Michael Barone has a good summary of all the logical and analytical problems with progressive star of the moment, Thomas Pikety and his book, Capitalism in the Twenty-First Century.
But is his picture of current trends complete? The Manhattan Institute's Scott Winship points out that relying, as Piketty does, on tax returns for the U.S. statistics means omitting income from Social Security, food stamps, public housing, Medicare and Medicaid.But why let logical analysis interfere with an appealing argument to confiscate wealth. Yeah, that worked out so well for the Soviet Union.
Tax returns count roommates and unmarried partners as separate units when they are part of a larger household.
They don't include employer-paid health insurance -- an increasing share of employee compensation in recent decades.
Including these factors, Winship notes, means that incomes below the top 10 percent have not stagnated but have risen significantly since the 1970s. Increasing inequality is compatible with increases in ordinary people's incomes.
Economist Tyler Cowen takes issue with another of Piketty's assumptions, that the rich can earn 4 to 5 percent on their wealth "automatically, with the mere passage of time, rather than as the result of strategic risk taking."
The French economist, Cowen says, has "a notion of capital as a growing, homogeneous blob" when in fact "sudden reversals and retrenchments are inevitable."

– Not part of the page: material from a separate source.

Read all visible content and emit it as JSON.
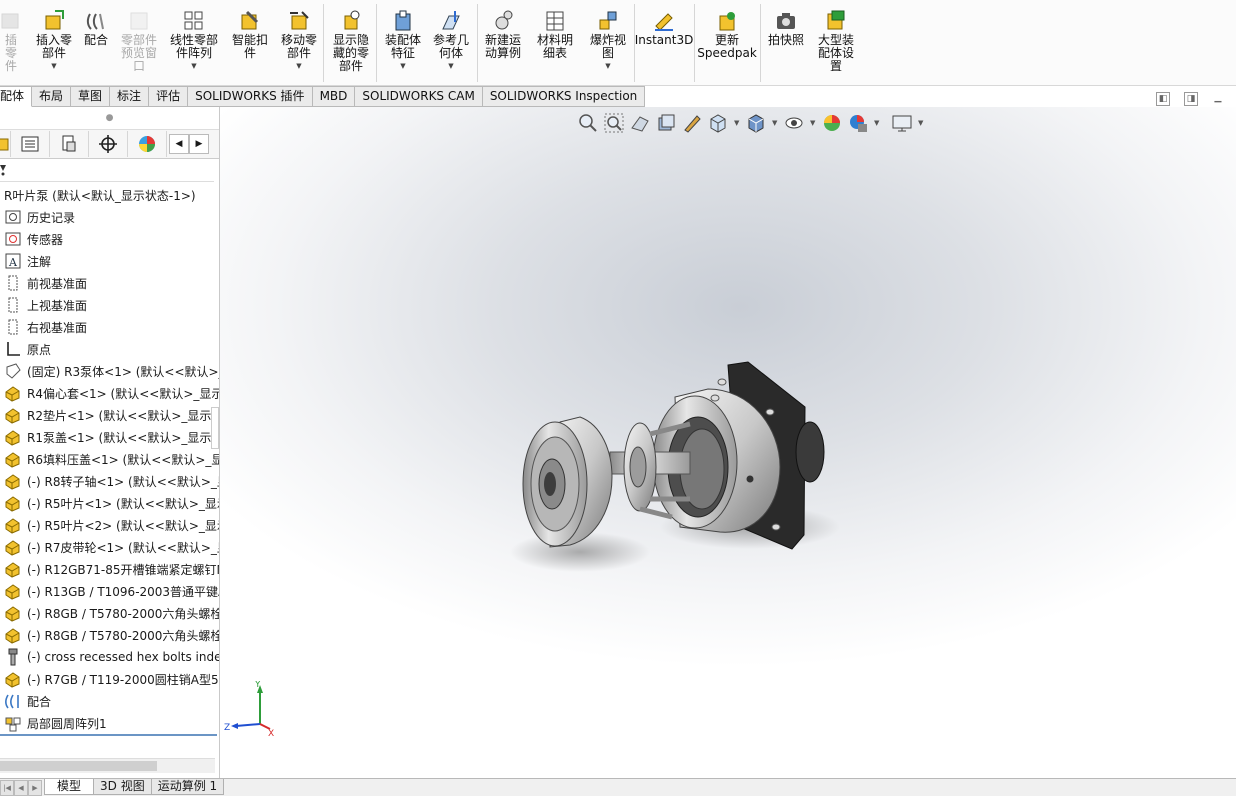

Piketty concedes this is true for people with ordinary incomes. He opposes personal investment accounts in Social Security because there is too much risk of making bad investments.
His assumption that wealthy investors face no similar risks may have seemed plausible in the generation after World War II, when the Fortune 500 list of major companies remained remarkably stable.
But it has made little sense in recent years, when General Motors has gone bankrupt and Google, founded in 1998, is one of the world's most highly valued companies.
"There's a persistent tension," writes Bloomberg's Clive Crook, "between the limits of the data (Piketty) presents and the grandiosity of the conclusions he draws."
Like global warming alarmists, he extrapolates from abstract theory and a few years' trendlines out a century forward -- and presents the results as inevitable.
He also presents them as justifying the confiscation, more or less, of wealth accumulated by private individuals and putting it in the hands of mandarins guided by their supposedly superior sensitivity to public welfare.
There might be less inequality in such a world, but also less economic growth and a lower, though more equal, standard of living.
"In perhaps the most revealing line of the book," Cowen writes, "the 42-year-old Piketty writes that since the age of 25, he has not left Paris, 'except for brief trips.'"
France, where a cozy elite runs government and large corporations, has a 75 percent top income tax rate and essentially zero economic growth. Is that the future American liberals want?
Andrew Klavan contrasts how Peggy Noonan and Maureen Dowd covered the canonization of Pope John Paul II. The contrast is about what you would expect.
How delicious that John Kerry's egregiously offensive remarks warning that Israel could become an "apartheid state" if they didn't join in his peace talks was secretly taped by a Daily Beast reporter while he was talking at the Trilateral Commission. I didn't even know that the Trilateral Commission was still around. I guess when you run the world, you can still hold these worthless confabs. Maybe political leaders (and NBA owners) should stop saying idiotic things just because they think they are talking in private.
Ben Domenech has some good advice for Republicans when they talk about Obamacare.